I do believe that's the first shorter I've ever done ("shorter" concept, D-squared). It felt like I was walking down a runway in a miniskirt.
In 1960 the premier of the Soviet Union came and spoke in the United States. Nikita Khrushchev was our sworn enemy, and a vulgarian--sweaty faced, ill educated, dressed in a suit just off the racks from the Gulag Kresge's. I was a child, but I remember the impression he made. He took off his shoe and banged it, literally, on the soft beige wood of a desk at the U.N., as he fulminated. His nation had nuclear weapons. They were aimed at us.
The new Cuban dictator, Fidel Castro, was there too. He was young and bearded and dressed in camouflage; he too, soon, would have missiles pointed at us. He not only went to the U.N. and spoke to the world, he refused to stay at the Waldorf and sweetly chose instead a hotel in Harlem to show his solidarity with America's oppressed. The Americans there seemed to get the joke, and welcomed him with laughter. They knew he was playing them. But then they'd been played before.
Okay, okay. So olive drab is not camouflage. So if Khrushchev banged his shoe on that desk Peg never saw it. So whatever laughter we squeezed out of Castro rooming in Harlem certainly rings a little hollow in hindsight.

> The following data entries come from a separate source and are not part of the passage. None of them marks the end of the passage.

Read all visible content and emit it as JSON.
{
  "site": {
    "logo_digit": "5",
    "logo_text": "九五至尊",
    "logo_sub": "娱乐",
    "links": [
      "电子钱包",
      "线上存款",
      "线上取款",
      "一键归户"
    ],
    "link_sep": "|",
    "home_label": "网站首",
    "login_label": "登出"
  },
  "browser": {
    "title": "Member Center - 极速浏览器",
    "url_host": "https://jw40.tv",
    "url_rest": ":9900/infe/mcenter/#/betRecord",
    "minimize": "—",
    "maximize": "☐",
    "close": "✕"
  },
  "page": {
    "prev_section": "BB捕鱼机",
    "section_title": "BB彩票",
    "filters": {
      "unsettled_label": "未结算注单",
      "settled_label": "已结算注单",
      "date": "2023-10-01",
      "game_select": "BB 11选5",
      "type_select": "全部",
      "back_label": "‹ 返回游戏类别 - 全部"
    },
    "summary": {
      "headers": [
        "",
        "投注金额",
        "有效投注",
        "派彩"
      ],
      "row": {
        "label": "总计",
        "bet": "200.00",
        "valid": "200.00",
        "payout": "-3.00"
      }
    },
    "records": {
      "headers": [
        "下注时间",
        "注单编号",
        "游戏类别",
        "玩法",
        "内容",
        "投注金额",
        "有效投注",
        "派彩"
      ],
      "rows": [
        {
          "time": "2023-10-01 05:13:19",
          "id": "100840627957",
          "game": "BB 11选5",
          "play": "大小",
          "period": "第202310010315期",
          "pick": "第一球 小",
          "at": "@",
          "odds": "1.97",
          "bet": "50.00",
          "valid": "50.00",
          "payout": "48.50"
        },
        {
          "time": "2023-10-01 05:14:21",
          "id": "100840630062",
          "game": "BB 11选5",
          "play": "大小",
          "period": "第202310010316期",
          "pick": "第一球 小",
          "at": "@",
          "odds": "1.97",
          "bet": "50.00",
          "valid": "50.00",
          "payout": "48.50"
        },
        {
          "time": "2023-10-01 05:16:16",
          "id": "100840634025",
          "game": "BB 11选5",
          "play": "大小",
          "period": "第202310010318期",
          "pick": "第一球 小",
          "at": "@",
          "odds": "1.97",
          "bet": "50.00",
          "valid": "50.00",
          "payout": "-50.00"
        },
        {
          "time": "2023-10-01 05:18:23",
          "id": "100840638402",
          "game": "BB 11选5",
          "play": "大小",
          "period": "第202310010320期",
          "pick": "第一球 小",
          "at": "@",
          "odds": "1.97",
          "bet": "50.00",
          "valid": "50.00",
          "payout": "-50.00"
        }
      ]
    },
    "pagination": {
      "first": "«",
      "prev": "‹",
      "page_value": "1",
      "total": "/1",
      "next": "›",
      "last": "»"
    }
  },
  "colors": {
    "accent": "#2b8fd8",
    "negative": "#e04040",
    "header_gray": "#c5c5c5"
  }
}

But the whole "We were nice to Krushchev and he had nukes" routine misses the point, in addition to being a facile (see MoDo, who is nothing if not facile) bit of self-aggrandizement. The Ahmadinejad thing has nothing to do with civility; we are not a polite society anymore, assuming we ever were. We can despair all we like over our lack of taste, which, unlike our manners, is clearly not much worse than it was in the Fifties, unless you'd like to try to make the case that women having sex or eating bugs is qualitatively more tasteless than sauntering models and lab-coated actors selling cigarettes that're good for the throat. Respect for the First Amendment? Please. Peggy may remember the ill-draped comic-opera Commienazis of her girleen days, but she seems to have forgotten, conveniently, the Subversive Activities Control Act of 1950, or the uproar over the school prayer decision in Engle in 1962, or what the FBI was up to in, well, you pick it.

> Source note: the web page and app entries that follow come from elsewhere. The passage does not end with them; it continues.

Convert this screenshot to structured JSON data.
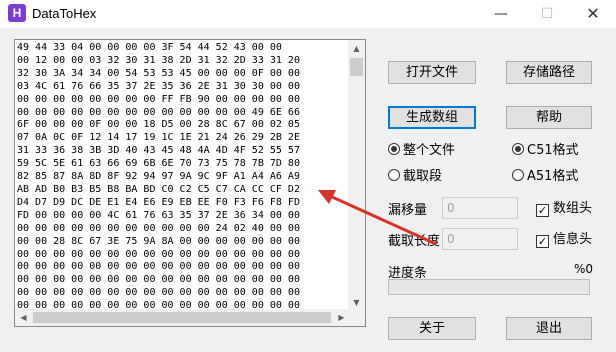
{
  "window": {
    "title": "DataToHex",
    "app_icon_letter": "H",
    "minimize": "—",
    "maximize": "☐",
    "close": "✕"
  },
  "hex_rows": [
    "49 44 33 04 00 00 00 00 3F 54 44 52 43 00 00",
    "00 12 00 00 03 32 30 31 38 2D 31 32 2D 33 31 20",
    "32 30 3A 34 34 00 54 53 53 45 00 00 00 0F 00 00",
    "03 4C 61 76 66 35 37 2E 35 36 2E 31 30 30 00 00",
    "00 00 00 00 00 00 00 00 FF FB 90 00 00 00 00 00",
    "00 00 00 00 00 00 00 00 00 00 00 00 00 49 6E 66",
    "6F 00 00 00 0F 00 00 18 D5 00 28 8C 67 00 02 05",
    "07 0A 0C 0F 12 14 17 19 1C 1E 21 24 26 29 2B 2E",
    "31 33 36 38 3B 3D 40 43 45 48 4A 4D 4F 52 55 57",
    "59 5C 5E 61 63 66 69 6B 6E 70 73 75 78 7B 7D 80",
    "82 85 87 8A 8D 8F 92 94 97 9A 9C 9F A1 A4 A6 A9",
    "AB AD B0 B3 B5 B8 BA BD C0 C2 C5 C7 CA CC CF D2",
    "D4 D7 D9 DC DE E1 E4 E6 E9 EB EE F0 F3 F6 F8 FD",
    "FD 00 00 00 00 4C 61 76 63 35 37 2E 36 34 00 00",
    "00 00 00 00 00 00 00 00 00 00 00 24 02 40 00 00",
    "00 00 28 8C 67 3E 75 9A 8A 00 00 00 00 00 00 00",
    "00 00 00 00 00 00 00 00 00 00 00 00 00 00 00 00",
    "00 00 00 00 00 00 00 00 00 00 00 00 00 00 00 00",
    "00 00 00 00 00 00 00 00 00 00 00 00 00 00 00 00",
    "00 00 00 00 00 00 00 00 00 00 00 00 00 00 00 00",
    "00 00 00 00 00 00 00 00 00 00 00 00 00 00 00 00"
  ],
  "buttons": {
    "open_file": "打开文件",
    "save_path": "存储路径",
    "generate_array": "生成数组",
    "help": "帮助",
    "about": "关于",
    "exit": "退出"
  },
  "scope": {
    "whole_file": {
      "label": "整个文件",
      "checked": true
    },
    "segment": {
      "label": "截取段",
      "checked": false
    }
  },
  "format": {
    "c51": {
      "label": "C51格式",
      "checked": true
    },
    "a51": {
      "label": "A51格式",
      "checked": false
    }
  },
  "offset": {
    "label": "漏移量",
    "value": "0"
  },
  "length": {
    "label": "截取长度",
    "value": "0"
  },
  "options": {
    "array_header": {
      "label": "数组头",
      "checked": true
    },
    "info_header": {
      "label": "信息头",
      "checked": true
    }
  },
  "progress": {
    "label": "进度条",
    "percent_text": "%0",
    "value": 0
  },
  "colors": {
    "accent": "#0078d7",
    "app_icon": "#7b3fd0",
    "annotation_arrow": "#d9342b"
  }
}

Lee Bollinger drawing a Hitler mustache on Hitler isn't so much rude, or unseemly, or anti-American. It's pathetic, and weasely, and sad. Look, Ahmadinejad is a bad actor on the world stage, but that's a buyer's market. We've freely elected one ourselves, along with a sidekick who, if anything, is worse. Plus Ahmadinejad's the leader of a regional demi-power and we're a global, pro-democracy bully. Or a one-time global, pro-democracy bully. I'm suspicious of claims he called for wiping Israel off the map; if the sorts of people who spread that information don't like that they need to dedicate themselves to scrupulous honesty in the future. I dunno if he's a Holocaust denier or just sponsored a festival of Jew-baiting as a stick in the eye. Furthermore, I could give a rat's ass. What does it change? We've been demonizing every regime in the Middle East for sixty years now, rightly, wrongly, or in between, unless they pal up with us. What has it solved? Do we imagine that the Saudis are objectively pro-Zionist now? How long did Saddam Hussein walk around with that "Kick Me" sign on? That disaster in the former Iraq is precisely the sum total of our own dedication to a peaceable solution in the region, which we imagine will occur spontaneously just as soon as everybody starts thinking like us.

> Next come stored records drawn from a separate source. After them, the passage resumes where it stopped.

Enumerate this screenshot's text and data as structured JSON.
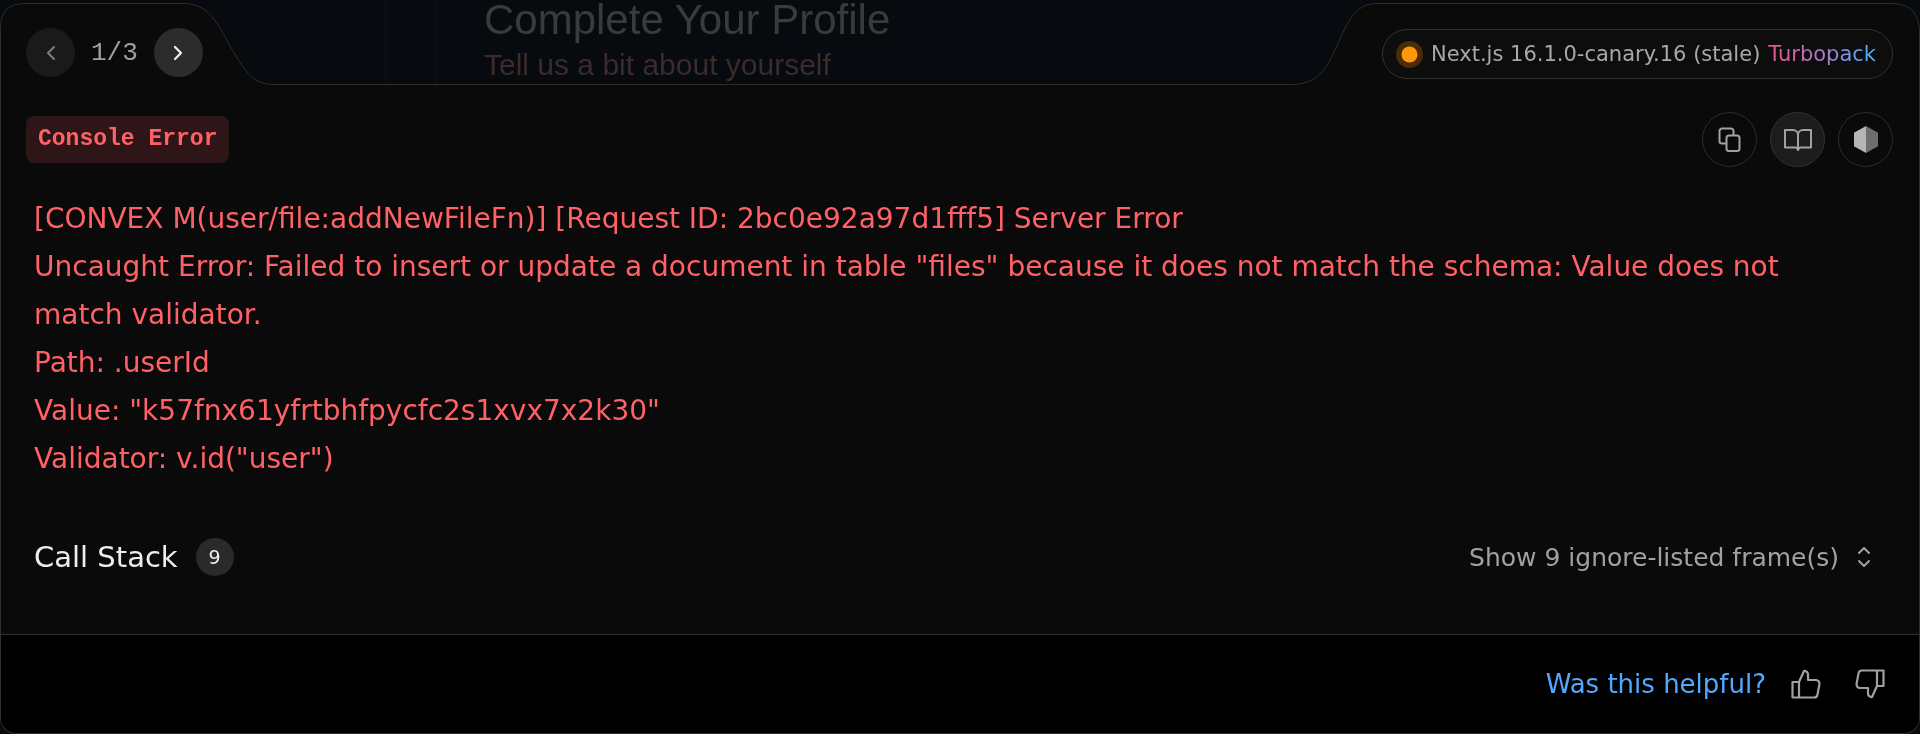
{
  "background_page": {
    "title": "Complete Your Profile",
    "subtitle": "Tell us a bit about yourself"
  },
  "pager": {
    "prev": {
      "disabled": true
    },
    "position": "1/3",
    "next": {
      "disabled": false
    }
  },
  "version": {
    "label": "Next.js 16.1.0-canary.16 (stale)",
    "bundler": "Turbopack"
  },
  "error_type": "Console Error",
  "toolbar": [
    {
      "kind": "copy",
      "hovered": false
    },
    {
      "kind": "docs",
      "hovered": true
    },
    {
      "kind": "hexagon",
      "hovered": false
    }
  ],
  "message": [
    "[CONVEX M(user/file:addNewFileFn)] [Request ID: 2bc0e92a97d1fff5] Server Error",
    "Uncaught Error: Failed to insert or update a document in table \"files\" because it does not match the schema: Value does not match validator.",
    "Path: .userId",
    "Value: \"k57fnx61yfrtbhfpycfc2s1xvx7x2k30\"",
    "Validator: v.id(\"user\")"
  ],
  "call_stack": {
    "title": "Call Stack",
    "count": "9",
    "toggle": "Show 9 ignore-listed frame(s)"
  },
  "footer": {
    "question": "Was this helpful?"
  }
}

If we didn't slip a Whoopie! cushion onto Khrushchev's chair at the UN in 1960, it's also true that the sort of people who might have wanted to didn't feel the need: witness Noonan's catty replay half a century later and her urban-legend "remembrances". Khrushchev really had nukes, and the more-than-a-decade-long frame of the Soviets as the command center for the International Commie Plot to take over the globe had not yet been revealed as lukewarm flummery, one which had only yet begun to keep the US military in creature comforts and expensive Big Boy toys. A thousand times that effort cannot paint Iran as the same sort of threat. In fact the opposite is clear: no level of insanity in an Iranian president, not even Ahmadinejad bred with Dick Cheney, can result in an Iran which can assure anything but its own destruction.
People are free to call him whatever they wish on the street, just like they can dance in celebration of Castro's reports-of-my-death-were-slightly-exaggerateds. That's the US of A. The unfortunate thing isn't that we've become rude, or that we fail to live up to our ideals. The unfortunate thing is we've become simple and scared, a hissing kitten in the corner. Which is, oddly, what you get when you scratch a pretend cowboy.